* _TASK_
Every line below that mentions the word "View" should be copied out.

* _SUPPLIED MATERIAL_
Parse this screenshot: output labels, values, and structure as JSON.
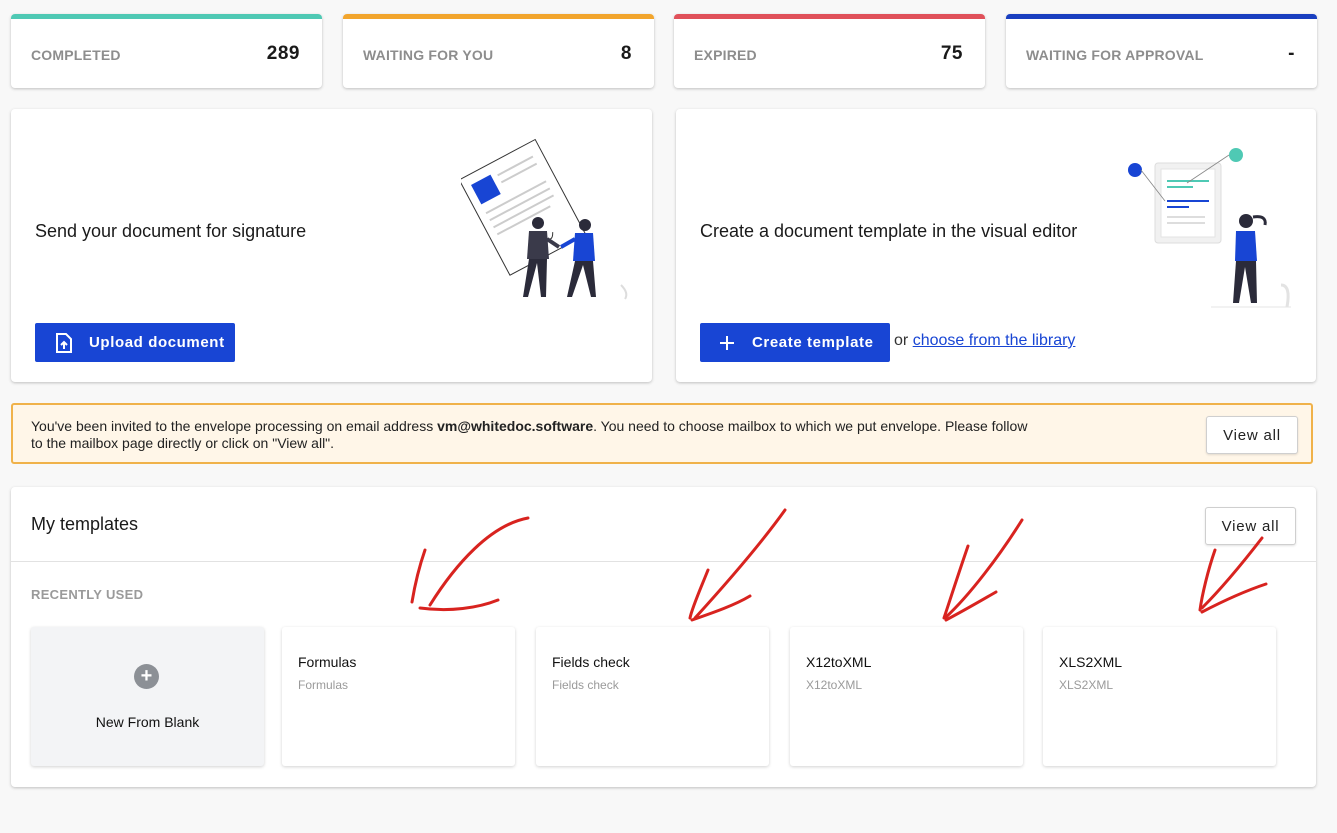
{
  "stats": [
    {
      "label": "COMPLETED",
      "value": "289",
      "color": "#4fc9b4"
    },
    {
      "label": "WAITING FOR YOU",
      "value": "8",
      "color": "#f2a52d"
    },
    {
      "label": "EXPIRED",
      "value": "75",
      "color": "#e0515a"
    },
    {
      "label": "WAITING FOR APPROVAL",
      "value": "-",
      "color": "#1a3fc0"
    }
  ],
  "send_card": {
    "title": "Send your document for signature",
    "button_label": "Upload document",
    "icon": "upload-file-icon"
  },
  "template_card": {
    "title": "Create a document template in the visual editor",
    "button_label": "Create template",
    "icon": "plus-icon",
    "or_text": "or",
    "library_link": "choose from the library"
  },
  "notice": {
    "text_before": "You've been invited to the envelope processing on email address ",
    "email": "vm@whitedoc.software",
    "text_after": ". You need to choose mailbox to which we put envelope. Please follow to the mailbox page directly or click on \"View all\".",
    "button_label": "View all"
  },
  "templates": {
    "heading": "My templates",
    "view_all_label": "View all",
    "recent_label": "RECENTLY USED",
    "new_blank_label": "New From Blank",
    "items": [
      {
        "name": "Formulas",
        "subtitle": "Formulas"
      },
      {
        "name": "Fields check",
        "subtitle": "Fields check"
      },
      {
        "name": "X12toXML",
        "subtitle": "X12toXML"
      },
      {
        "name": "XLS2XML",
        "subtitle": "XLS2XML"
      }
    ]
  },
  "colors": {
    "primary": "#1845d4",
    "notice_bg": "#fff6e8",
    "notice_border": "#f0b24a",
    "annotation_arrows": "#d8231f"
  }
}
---
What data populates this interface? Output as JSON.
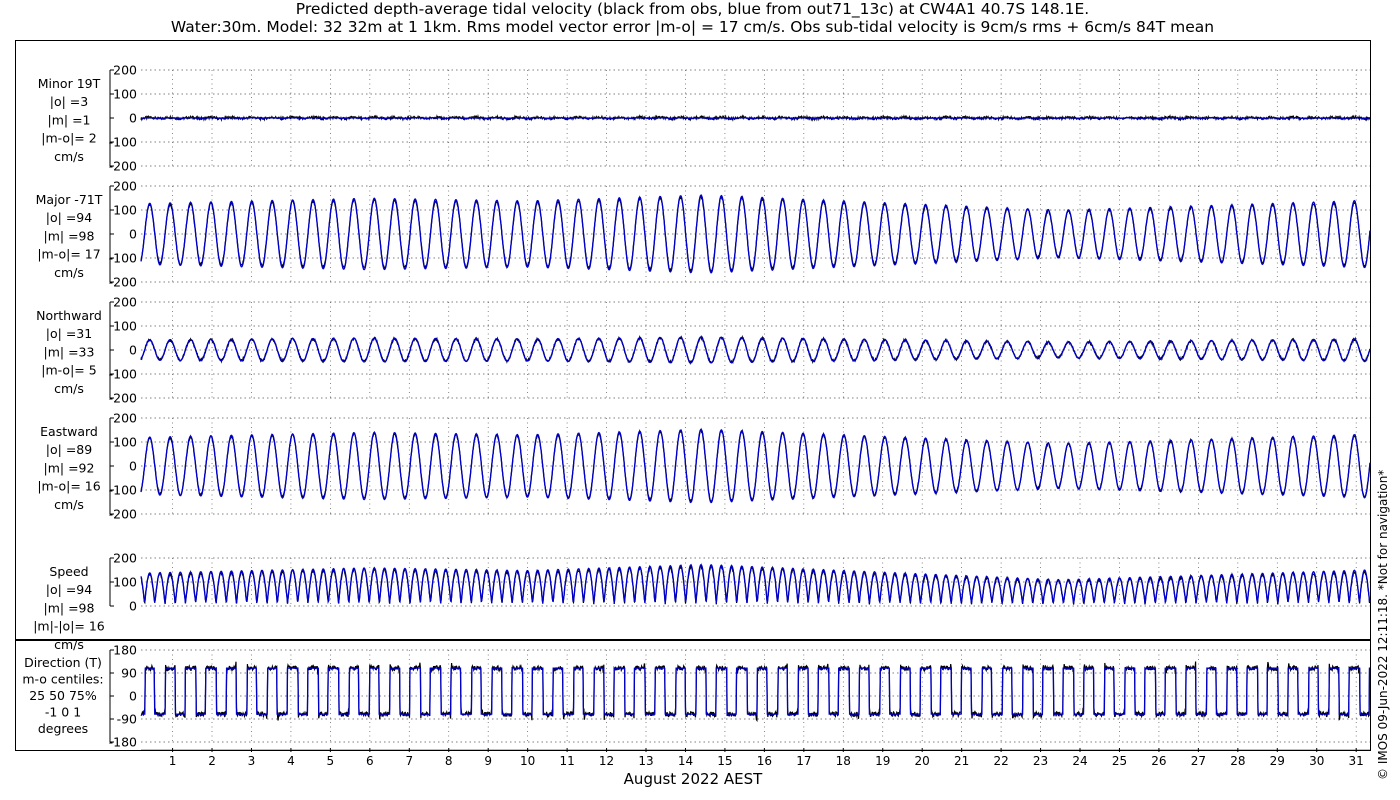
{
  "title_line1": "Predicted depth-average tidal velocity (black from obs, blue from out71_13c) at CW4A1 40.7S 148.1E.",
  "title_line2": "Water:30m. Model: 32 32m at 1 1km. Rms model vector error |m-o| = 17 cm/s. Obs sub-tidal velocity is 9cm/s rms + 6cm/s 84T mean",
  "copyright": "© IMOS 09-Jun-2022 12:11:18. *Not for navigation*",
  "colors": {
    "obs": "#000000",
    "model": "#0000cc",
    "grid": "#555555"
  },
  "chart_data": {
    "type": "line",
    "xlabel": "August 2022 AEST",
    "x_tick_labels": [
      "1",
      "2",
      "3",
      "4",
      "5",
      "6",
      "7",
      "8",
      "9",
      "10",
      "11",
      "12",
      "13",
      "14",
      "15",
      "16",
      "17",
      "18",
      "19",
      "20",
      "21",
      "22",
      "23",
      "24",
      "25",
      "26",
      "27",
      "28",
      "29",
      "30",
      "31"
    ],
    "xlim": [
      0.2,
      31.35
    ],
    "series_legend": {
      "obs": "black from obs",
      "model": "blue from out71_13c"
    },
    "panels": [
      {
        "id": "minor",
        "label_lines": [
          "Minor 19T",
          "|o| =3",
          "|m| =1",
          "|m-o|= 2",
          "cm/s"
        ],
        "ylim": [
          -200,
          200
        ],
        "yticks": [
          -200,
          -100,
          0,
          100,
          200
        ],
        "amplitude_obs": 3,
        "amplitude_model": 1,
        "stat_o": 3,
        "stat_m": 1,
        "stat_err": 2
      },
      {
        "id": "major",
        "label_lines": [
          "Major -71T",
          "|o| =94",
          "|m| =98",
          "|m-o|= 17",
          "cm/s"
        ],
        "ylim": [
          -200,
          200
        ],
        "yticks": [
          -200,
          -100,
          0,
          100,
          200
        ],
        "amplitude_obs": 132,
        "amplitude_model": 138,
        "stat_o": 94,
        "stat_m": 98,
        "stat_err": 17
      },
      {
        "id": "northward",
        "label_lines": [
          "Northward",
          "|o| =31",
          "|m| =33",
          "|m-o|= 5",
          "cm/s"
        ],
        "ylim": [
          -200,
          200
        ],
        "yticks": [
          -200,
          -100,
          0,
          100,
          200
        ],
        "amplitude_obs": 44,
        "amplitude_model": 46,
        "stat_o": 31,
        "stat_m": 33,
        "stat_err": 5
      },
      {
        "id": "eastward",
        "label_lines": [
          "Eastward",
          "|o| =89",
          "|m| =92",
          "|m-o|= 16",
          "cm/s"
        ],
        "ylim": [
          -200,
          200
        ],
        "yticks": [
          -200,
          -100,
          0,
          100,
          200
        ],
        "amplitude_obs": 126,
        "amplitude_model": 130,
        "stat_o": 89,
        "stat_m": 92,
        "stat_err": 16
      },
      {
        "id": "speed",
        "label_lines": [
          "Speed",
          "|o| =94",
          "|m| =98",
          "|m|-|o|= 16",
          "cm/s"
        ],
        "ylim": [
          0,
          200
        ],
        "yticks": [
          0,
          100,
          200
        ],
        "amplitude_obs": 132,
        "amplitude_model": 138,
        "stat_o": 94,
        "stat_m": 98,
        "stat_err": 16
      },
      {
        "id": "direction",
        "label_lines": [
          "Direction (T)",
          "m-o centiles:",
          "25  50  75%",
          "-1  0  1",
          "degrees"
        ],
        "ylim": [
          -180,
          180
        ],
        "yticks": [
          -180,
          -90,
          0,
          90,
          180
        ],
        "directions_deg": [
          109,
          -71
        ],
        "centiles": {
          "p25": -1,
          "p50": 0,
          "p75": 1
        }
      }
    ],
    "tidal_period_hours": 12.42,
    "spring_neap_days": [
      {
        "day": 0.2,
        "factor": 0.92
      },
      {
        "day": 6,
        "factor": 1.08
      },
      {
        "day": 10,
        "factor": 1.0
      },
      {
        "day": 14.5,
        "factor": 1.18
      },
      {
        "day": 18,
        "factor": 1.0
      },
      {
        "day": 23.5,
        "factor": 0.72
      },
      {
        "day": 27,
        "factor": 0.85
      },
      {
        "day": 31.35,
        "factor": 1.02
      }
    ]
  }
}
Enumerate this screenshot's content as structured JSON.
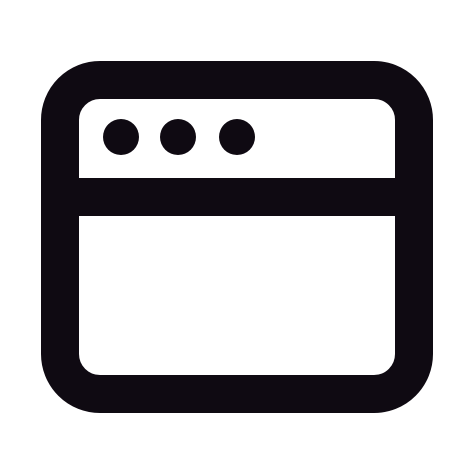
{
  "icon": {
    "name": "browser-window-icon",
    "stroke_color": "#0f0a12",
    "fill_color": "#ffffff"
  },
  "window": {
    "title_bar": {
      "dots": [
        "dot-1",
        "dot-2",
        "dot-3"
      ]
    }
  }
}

* _EXPECTED OUTPUT_
    "text_after": ". You need to choose mailbox to which we put envelope. Please follow to the mailbox page directly or click on \"View all\".",
    "button_label": "View all"
    "view_all_label": "View all",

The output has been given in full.